▶ **LISTED RECORDS**:

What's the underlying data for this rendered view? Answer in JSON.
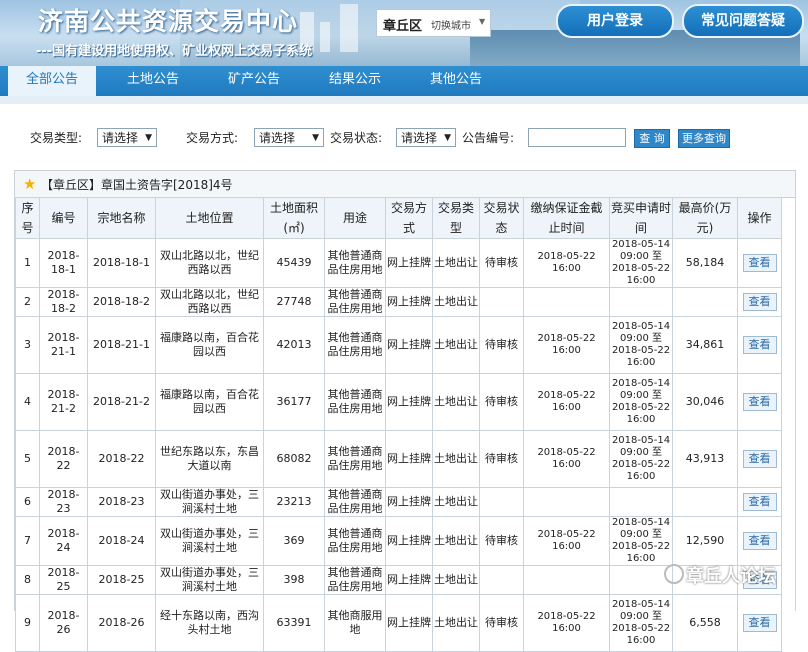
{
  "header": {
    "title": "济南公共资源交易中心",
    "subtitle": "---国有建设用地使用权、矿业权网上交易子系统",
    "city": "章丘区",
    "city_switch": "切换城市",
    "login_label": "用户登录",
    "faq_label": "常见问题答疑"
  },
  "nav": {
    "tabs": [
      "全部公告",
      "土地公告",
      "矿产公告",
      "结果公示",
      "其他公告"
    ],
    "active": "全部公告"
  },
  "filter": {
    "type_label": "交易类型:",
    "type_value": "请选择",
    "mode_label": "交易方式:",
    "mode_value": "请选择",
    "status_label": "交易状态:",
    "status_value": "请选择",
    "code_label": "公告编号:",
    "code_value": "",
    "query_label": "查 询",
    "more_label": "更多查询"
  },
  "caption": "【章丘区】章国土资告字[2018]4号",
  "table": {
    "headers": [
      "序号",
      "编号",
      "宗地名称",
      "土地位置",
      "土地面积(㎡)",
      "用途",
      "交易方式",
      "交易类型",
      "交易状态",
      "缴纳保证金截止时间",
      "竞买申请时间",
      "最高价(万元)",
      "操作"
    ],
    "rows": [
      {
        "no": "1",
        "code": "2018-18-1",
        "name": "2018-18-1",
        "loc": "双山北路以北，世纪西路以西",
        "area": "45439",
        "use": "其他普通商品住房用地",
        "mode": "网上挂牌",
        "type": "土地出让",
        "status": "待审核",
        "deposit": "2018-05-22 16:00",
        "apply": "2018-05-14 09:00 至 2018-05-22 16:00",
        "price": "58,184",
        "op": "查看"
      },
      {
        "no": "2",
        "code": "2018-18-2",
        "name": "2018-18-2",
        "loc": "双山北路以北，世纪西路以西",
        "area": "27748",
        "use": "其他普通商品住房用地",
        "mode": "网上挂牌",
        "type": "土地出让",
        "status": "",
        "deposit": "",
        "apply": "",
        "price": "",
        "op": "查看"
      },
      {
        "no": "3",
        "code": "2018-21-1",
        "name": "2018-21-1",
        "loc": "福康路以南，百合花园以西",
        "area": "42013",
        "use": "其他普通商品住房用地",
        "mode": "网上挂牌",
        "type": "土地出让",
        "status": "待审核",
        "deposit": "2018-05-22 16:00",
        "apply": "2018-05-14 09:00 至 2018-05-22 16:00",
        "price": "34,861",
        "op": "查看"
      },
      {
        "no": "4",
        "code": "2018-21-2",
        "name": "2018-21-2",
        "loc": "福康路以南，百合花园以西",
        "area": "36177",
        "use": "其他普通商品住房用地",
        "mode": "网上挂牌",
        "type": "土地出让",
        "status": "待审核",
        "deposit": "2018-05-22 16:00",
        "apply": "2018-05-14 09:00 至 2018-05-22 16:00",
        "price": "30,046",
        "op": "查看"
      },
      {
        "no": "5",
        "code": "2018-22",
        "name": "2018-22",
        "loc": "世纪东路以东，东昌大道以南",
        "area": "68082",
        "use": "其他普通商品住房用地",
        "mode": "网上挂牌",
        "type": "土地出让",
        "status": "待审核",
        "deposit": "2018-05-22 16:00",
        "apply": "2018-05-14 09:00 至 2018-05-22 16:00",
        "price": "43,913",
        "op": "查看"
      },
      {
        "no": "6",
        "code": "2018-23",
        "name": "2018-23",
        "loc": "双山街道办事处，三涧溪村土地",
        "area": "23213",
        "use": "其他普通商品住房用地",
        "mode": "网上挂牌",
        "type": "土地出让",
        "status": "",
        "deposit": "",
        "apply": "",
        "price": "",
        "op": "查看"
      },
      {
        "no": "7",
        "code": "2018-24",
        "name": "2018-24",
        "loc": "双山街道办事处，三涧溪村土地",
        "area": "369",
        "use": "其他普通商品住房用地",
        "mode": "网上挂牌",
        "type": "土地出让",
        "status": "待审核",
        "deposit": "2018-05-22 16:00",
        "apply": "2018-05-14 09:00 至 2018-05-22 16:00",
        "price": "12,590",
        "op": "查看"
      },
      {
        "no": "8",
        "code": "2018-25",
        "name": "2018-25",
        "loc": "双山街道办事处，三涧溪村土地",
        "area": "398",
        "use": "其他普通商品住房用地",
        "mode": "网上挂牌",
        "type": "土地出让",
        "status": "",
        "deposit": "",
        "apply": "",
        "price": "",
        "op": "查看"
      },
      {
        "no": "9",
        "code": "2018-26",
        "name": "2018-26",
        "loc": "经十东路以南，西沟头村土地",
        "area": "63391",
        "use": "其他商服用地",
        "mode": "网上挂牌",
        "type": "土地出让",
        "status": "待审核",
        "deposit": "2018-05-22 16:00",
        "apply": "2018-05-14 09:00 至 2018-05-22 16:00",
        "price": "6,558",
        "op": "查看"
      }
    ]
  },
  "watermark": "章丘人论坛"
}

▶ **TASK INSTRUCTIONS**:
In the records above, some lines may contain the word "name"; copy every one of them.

▶ **WRITTEN ANSWER**:
        "name": "2018-18-1",
        "name": "2018-18-2",
        "name": "2018-21-1",
        "name": "2018-21-2",
        "name": "2018-22",
        "name": "2018-23",
        "name": "2018-24",
        "name": "2018-25",
        "name": "2018-26",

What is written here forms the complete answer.